Kate Markgraf was GM for four years. (FrontRowSoccer.com Photo)

Only a day after Vlatko Andonovski resigned as head coach of the U.S. women’s national team, Kate Margkraf has decided to leave her post as team general manager with U.S. Soccer, the organization annnounced on Friday afternoon.

The federation said that Markgraf will provide support through the end of the month to assist in the transition.

“Kate has been an instrumental part of women’s national team both on and off the field for many years, and we’re very thankful for the tireless work she has given to the USWNT and all our youth national teams,” U.S. Soccer sporting director Matt Crocker said in a statement. “We wish her all the best in her future endeavors and look forward to building on the foundation she helped establish over the past several years.”

It was not immediately known if the U.S.’s abysmal performance at the Women’s World Cup was a reason why Markgraf stepped down. The two-time defending champion Americans had their worst record in nine World Cups, failing to reach to reach the semifinals for the first time. The USA was eliminated in the Round of 16 by Sweden, which won in penalty kicks after playing to a draw.

“We are grateful to Kate for the tremendous work she has done in helping guide our women’s national team and the transformative work on our youth women’s national team programs,” U.S. Soccer president Cindy Parlow Cone said in a statement. “Her knowledge and experience have been incredibly valuable, and we are poised to build on that foundation as we look to the future.”

Markgraf was named as the first general manager and head of women’s soccer in USWNT history on Aug. 12, 2019. She took on the responsibilities of working with the head coach in creating, executing and monitoring technical plans for the USWNT and all U.S. youth national teams.

“It has been an incredible honor to work with the players, coaches and staff at U.S. Soccer on the mission of keeping our program at the top of the women’s game,” Markgraf said in a statement. “I am proud of the foundation we have built, and even more proud of the character and commitment demonstrated by our players as they represent the United States on and off the field. I look forward to supporting all of our programs and have every confidence that we will maintain our standards of excellence moving forward.”

Markgraf, who was inducted into the National Soccer Hall of Fame this year, represented the USA 201 times from 1998-2010, playing in three World Cup tournaments and three Olympic Games. She was a member of one World Cup winner (1999) and two Olympic champions (2004, 2008). She is one of 14 American female players to appear 200 or more times for her country and started at center back in six consecutive world championship events for the USA. She competed in 16 World Cup matches and 16 Olympic matches.

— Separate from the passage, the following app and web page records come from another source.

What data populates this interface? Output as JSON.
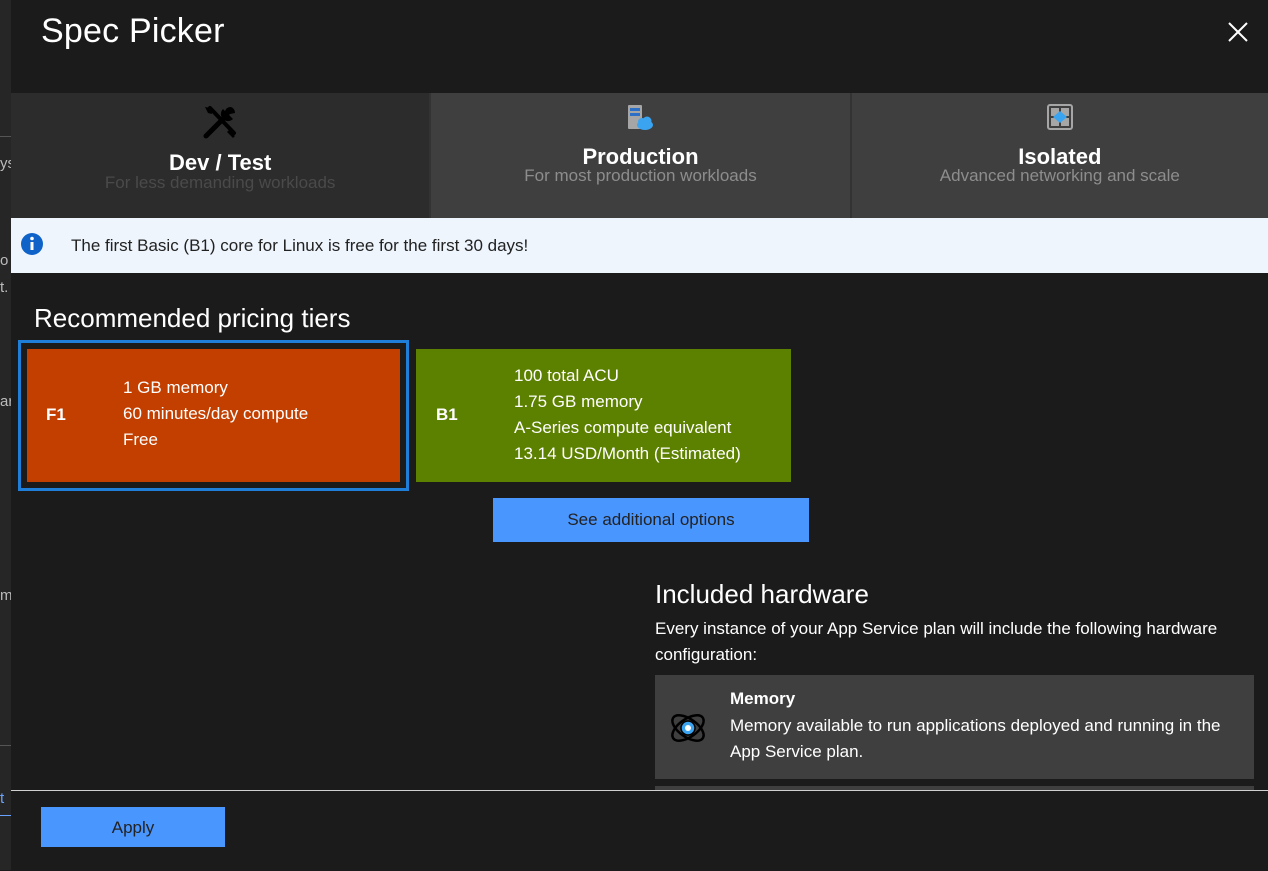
{
  "background_fragments": [
    "ys",
    "o",
    "t.",
    "ar",
    "m",
    "t"
  ],
  "header": {
    "title": "Spec Picker"
  },
  "tabs": [
    {
      "name": "Dev / Test",
      "subtitle": "For less demanding workloads",
      "icon": "tools-icon",
      "selected": true
    },
    {
      "name": "Production",
      "subtitle": "For most production workloads",
      "icon": "server-cloud-icon",
      "selected": false
    },
    {
      "name": "Isolated",
      "subtitle": "Advanced networking and scale",
      "icon": "isolated-network-icon",
      "selected": false
    }
  ],
  "info_banner": {
    "message": "The first Basic (B1) core for Linux is free for the first 30 days!",
    "icon": "info-icon"
  },
  "recommended": {
    "title": "Recommended pricing tiers",
    "tiers": [
      {
        "id": "F1",
        "lines": [
          "1 GB memory",
          "60 minutes/day compute",
          "Free"
        ],
        "color": "#c33f00",
        "selected": true
      },
      {
        "id": "B1",
        "lines": [
          "100 total ACU",
          "1.75 GB memory",
          "A-Series compute equivalent",
          "13.14 USD/Month (Estimated)"
        ],
        "color": "#5c8000",
        "selected": false
      }
    ],
    "see_more_label": "See additional options"
  },
  "hardware": {
    "title": "Included hardware",
    "description": "Every instance of your App Service plan will include the following hardware configuration:",
    "items": [
      {
        "name": "Memory",
        "text": "Memory available to run applications deployed and running in the App Service plan.",
        "icon": "memory-icon"
      }
    ]
  },
  "footer": {
    "apply_label": "Apply"
  },
  "colors": {
    "accent": "#4a96ff",
    "selected_outline": "#1f7fd8",
    "panel_bg": "#1b1b1b",
    "info_bg": "#eef5fd"
  }
}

Front Row Soccer editor Michael Lewis has covered 13 World Cups (eight men, five women), seven Olympics and 25 MLS Cups. He has written about New York City FC, New York Cosmos, the New York Red Bulls and both U.S. national teams for Newsday and has penned a soccer history column for the Guardian.com. Lewis, who has been honored by the Press Club of Long Island and National Soccer Coaches Association of America, is the former editor of BigAppleSoccer.com. He has written seven books about the beautiful game and has published ALIVE AND KICKING The incredible but true story of the Rochester Lancers. It is available at Amazon.com.